Every line containing "JSON" should be copied out. Go through the entries and find them.

Material to process section start

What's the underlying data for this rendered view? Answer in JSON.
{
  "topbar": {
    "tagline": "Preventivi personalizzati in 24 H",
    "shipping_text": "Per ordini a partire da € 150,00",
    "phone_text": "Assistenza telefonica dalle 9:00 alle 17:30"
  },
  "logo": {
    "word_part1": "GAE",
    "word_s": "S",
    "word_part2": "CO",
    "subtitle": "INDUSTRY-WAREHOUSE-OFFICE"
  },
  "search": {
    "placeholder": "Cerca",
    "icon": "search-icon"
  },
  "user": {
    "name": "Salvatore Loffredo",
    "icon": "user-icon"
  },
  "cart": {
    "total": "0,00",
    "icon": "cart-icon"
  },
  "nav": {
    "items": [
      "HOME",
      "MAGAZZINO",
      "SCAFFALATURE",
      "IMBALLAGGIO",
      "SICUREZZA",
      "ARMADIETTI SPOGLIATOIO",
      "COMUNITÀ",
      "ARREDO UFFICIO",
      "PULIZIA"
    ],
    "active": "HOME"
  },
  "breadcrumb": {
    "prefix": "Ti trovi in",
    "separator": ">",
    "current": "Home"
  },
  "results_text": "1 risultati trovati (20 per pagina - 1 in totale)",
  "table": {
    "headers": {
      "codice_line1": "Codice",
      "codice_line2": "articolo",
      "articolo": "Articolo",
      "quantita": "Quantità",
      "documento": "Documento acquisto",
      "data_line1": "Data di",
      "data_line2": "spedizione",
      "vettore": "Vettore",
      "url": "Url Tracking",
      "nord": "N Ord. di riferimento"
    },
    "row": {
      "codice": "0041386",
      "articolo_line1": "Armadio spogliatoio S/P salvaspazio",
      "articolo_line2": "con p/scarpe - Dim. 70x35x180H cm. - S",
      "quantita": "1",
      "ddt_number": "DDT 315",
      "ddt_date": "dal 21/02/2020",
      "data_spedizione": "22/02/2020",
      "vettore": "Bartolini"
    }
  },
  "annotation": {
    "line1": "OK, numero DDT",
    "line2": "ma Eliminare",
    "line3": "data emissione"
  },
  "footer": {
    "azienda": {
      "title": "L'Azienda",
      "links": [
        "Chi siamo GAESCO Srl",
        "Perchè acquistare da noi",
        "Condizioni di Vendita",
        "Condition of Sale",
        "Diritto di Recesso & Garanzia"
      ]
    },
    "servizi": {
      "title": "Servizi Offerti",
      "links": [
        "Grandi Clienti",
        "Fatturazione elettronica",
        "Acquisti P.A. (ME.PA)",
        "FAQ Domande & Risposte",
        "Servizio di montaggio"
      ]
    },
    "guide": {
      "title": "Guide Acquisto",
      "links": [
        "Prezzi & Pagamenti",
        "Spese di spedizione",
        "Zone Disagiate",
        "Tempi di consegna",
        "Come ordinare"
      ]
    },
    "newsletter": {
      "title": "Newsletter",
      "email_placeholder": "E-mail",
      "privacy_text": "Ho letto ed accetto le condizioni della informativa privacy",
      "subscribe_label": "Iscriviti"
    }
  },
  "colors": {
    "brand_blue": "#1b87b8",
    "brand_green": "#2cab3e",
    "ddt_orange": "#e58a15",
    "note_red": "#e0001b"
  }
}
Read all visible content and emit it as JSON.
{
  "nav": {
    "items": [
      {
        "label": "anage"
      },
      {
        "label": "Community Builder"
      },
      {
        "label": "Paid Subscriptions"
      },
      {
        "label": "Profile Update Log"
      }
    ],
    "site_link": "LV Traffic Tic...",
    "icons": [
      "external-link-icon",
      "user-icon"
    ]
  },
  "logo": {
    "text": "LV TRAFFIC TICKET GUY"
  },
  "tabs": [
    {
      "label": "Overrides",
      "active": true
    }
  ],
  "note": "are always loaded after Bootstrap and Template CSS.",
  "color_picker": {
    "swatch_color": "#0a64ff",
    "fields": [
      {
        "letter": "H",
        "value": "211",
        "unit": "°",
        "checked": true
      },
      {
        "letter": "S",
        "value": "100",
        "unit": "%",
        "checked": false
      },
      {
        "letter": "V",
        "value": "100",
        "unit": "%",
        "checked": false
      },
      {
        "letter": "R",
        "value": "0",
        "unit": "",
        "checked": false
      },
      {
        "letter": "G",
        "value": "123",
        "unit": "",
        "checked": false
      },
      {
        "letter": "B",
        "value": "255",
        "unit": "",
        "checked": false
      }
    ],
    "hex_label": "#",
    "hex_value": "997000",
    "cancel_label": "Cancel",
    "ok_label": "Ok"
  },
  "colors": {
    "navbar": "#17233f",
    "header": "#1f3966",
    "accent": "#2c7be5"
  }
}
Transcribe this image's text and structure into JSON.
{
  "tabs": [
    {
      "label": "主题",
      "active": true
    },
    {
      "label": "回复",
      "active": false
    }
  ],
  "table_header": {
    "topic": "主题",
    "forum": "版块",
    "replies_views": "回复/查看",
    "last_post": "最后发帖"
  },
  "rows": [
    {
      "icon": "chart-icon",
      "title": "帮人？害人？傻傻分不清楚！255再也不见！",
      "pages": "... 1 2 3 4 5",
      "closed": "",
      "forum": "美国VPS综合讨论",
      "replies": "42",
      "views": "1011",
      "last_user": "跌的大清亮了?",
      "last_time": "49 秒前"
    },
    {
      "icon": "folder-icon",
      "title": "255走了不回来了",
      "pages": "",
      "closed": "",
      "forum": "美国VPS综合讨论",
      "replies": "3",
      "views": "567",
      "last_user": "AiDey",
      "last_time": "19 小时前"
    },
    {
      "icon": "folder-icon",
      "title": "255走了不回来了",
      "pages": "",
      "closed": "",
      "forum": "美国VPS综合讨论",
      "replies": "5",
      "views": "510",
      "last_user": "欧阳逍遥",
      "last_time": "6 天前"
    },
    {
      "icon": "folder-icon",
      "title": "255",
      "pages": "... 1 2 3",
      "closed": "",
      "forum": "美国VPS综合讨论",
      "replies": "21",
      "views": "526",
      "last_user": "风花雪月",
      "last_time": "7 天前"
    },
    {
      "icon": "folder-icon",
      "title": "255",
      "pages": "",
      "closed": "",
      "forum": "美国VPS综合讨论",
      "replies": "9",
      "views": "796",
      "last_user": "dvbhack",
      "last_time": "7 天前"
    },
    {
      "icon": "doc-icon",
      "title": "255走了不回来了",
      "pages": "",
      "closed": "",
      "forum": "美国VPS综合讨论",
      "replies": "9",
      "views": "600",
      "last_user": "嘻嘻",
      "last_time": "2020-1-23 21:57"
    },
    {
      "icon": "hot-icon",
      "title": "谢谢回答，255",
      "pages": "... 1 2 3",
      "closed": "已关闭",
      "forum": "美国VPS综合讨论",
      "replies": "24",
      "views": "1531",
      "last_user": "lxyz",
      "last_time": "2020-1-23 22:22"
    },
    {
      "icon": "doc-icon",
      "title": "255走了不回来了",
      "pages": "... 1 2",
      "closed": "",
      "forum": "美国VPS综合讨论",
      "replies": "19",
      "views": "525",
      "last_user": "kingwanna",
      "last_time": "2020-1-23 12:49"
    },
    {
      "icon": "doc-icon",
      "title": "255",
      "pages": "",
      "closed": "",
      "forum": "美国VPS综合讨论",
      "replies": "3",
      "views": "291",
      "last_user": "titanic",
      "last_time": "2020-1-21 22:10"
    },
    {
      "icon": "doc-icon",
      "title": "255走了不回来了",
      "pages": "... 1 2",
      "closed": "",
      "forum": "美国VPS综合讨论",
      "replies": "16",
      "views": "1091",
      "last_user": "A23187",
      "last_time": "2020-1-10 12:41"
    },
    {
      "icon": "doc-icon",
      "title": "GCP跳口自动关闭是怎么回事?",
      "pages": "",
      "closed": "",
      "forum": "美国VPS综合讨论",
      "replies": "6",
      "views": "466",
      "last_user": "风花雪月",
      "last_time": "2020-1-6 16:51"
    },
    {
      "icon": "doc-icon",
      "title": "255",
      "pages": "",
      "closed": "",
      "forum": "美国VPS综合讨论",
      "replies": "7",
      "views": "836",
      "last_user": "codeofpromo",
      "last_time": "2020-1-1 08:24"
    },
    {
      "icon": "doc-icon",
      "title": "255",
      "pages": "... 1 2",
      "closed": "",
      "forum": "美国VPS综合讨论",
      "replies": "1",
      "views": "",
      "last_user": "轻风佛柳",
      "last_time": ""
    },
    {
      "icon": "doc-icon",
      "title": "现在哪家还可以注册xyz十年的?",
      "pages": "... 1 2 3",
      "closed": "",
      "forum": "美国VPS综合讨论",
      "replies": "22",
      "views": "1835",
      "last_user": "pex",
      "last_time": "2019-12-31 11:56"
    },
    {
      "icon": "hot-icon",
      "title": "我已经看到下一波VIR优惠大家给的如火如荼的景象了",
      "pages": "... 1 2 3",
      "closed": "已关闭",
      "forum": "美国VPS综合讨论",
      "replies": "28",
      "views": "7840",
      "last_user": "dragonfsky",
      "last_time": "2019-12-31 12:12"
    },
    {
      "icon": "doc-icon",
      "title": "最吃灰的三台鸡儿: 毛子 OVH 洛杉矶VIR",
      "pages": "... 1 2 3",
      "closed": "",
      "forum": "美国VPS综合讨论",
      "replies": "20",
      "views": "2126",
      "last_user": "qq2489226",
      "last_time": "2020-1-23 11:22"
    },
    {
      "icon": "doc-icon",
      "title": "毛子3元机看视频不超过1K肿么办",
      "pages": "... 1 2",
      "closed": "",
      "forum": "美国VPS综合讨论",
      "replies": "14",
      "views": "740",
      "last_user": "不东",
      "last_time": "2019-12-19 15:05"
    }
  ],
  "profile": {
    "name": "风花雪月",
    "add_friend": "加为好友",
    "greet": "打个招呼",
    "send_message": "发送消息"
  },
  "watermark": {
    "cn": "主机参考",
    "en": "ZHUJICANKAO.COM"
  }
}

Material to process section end

» Answer
What's the underlying data for this rendered view? Answer in JSON.
Read all visible content and emit it as JSON.
Transcribe this image's text and structure into JSON.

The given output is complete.